Information literacy and ethics is one of the important outcomes to achieve in engineering education. The expected student outcomes of Program of Bachelor of Electrical Engineering (PBEE) at Cleveland State University include (f) Understanding of professional and ethical responsibility; (g) Communicate effectively; (j) Knowledge of contemporary issues; (k) Use the techniques, skills, and modern engineering tools2. The Master of Science in Electrical Engineering (MSEE) at Cleveland State University also states that it is designed for students to acquire (c) the ability to access and use the literature in one’s field; and (d) the ability to communicate effectively3. Clearly, electrical engineering students are expected to be familiar with the current standards in information literacy4, to know how to use the particular library resources available to them, to be able to conduct integrative literature review, to cite

Xu, Y., & Dong, L., & Nawalaniec, T. (2010, June), Enhancing Engineering Students’ Knowledge Of Information Literacy And Ethics Through An Interactive Online Learning Module Paper presented at 2010 Annual Conference & Exposition, Louisville, Kentucky. 10.18260/1-2--15812

ASEE holds the copyright on this document.

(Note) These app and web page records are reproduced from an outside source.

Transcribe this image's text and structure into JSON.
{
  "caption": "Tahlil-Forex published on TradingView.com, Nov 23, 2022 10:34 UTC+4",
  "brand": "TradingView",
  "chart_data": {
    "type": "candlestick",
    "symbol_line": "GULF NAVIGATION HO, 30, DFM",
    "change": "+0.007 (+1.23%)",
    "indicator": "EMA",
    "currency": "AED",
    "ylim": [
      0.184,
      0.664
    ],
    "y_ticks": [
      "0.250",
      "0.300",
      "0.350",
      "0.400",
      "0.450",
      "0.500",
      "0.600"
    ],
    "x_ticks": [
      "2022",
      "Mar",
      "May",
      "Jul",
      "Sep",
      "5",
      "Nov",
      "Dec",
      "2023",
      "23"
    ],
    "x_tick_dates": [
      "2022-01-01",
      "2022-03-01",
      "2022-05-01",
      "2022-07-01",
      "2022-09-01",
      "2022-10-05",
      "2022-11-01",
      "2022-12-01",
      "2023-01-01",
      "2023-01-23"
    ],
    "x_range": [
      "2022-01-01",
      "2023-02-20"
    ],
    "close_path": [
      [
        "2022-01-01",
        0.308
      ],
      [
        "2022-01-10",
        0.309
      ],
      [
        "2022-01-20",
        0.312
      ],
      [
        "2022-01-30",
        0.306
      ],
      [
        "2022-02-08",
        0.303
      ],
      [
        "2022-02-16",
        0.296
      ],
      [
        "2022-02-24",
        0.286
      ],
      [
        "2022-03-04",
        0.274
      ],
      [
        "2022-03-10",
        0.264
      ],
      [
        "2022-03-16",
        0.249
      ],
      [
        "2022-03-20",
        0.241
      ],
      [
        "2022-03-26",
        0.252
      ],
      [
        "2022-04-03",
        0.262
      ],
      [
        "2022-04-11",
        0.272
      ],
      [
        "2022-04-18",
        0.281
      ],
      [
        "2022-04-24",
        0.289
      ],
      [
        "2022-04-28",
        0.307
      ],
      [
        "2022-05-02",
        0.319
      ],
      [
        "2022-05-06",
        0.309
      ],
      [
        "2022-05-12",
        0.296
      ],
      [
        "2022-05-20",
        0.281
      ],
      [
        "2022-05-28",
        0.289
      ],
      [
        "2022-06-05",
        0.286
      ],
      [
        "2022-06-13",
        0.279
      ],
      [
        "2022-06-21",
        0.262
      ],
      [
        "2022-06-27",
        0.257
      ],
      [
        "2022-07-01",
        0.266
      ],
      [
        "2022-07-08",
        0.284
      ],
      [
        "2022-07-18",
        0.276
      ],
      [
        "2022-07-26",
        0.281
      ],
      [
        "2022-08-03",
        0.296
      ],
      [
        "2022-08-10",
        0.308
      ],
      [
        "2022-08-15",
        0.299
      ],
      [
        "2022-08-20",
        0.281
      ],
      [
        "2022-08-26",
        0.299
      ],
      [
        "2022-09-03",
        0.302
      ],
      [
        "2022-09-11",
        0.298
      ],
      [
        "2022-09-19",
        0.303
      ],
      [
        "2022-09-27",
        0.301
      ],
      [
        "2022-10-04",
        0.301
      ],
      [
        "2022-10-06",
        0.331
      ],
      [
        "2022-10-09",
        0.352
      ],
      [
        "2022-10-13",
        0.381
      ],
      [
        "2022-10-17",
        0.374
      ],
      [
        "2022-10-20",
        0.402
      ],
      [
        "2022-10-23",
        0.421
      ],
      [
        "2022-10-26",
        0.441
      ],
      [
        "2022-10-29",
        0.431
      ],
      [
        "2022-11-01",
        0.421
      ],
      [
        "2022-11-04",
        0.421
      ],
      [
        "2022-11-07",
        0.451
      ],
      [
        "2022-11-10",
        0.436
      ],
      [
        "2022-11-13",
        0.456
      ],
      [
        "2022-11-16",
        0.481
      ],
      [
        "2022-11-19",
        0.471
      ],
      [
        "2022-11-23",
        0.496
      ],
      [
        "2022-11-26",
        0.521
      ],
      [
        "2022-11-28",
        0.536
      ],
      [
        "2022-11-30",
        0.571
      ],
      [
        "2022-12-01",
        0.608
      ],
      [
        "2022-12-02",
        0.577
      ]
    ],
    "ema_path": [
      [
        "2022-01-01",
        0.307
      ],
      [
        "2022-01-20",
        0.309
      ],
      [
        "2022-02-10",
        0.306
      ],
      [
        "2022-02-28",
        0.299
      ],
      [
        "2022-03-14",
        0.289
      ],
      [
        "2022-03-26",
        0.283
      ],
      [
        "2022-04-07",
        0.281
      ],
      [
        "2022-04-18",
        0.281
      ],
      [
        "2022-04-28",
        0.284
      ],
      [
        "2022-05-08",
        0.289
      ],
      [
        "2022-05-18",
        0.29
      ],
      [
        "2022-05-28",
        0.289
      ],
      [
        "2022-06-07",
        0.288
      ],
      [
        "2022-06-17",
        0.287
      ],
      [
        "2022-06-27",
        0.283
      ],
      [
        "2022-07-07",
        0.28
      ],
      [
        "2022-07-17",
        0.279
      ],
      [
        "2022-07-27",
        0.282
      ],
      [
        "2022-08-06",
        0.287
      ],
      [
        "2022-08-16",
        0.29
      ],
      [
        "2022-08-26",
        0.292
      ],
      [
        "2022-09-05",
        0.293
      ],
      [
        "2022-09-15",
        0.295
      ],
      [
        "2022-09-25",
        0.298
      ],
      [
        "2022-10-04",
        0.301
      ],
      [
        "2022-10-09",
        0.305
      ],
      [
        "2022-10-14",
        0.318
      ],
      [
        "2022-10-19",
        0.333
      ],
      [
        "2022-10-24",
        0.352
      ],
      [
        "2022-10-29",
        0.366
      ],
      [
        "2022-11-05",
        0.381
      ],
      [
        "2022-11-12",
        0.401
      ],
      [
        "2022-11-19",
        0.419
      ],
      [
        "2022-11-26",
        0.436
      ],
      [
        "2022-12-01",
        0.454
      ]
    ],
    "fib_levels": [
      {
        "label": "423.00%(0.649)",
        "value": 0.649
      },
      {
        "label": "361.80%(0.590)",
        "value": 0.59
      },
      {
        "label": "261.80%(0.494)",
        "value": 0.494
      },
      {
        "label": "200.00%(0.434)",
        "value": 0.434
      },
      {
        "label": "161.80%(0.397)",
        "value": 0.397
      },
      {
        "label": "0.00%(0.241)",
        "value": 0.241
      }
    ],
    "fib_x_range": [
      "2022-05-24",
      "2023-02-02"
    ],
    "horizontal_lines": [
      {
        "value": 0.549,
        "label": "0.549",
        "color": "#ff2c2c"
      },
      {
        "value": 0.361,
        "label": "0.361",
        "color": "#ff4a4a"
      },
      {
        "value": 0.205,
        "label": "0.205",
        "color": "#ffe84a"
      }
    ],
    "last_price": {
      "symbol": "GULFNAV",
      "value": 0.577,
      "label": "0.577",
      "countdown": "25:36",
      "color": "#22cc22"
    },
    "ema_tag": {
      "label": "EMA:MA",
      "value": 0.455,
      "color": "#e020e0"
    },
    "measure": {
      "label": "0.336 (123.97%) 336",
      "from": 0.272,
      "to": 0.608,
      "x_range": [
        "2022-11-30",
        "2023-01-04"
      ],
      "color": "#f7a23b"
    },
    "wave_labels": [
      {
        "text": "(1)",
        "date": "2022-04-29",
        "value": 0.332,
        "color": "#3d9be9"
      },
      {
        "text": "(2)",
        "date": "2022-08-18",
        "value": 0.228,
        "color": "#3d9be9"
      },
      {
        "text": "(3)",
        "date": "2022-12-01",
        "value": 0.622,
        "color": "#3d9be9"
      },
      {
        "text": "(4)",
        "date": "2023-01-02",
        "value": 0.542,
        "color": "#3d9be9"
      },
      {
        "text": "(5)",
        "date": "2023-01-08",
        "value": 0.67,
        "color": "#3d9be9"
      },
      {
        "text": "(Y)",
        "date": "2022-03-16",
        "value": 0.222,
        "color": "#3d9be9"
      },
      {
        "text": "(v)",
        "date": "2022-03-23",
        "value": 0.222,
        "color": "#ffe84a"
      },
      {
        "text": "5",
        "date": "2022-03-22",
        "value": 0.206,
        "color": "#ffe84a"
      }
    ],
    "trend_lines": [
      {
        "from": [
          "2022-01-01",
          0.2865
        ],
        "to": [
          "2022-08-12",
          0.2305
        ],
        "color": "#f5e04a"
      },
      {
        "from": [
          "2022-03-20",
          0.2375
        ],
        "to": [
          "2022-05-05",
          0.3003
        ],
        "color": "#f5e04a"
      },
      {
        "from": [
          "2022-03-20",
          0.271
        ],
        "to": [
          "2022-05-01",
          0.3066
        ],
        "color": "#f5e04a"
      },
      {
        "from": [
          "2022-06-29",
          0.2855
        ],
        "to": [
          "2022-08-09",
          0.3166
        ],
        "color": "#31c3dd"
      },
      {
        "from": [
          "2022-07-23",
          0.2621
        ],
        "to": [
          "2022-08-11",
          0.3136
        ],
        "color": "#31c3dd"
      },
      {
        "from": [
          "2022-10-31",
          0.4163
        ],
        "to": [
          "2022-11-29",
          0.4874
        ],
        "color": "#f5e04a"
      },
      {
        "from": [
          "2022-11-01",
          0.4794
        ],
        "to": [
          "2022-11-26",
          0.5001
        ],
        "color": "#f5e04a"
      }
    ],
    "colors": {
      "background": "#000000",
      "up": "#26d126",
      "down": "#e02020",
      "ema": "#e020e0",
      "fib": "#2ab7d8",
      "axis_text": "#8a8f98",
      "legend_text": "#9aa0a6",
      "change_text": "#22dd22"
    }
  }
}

It may be read by the public free of charge. Authors may archive their work on personal websites or in institutional repositories with the following citation: © 2010 American Society for Engineering Education. Other scholars may excerpt or quote from these materials with the same citation. When excerpting or quoting from Conference Proceedings, authors should, in addition to noting the ASEE copyright, list all the original authors and their institutions and name the host city of the conference. - Last updated April 1, 2015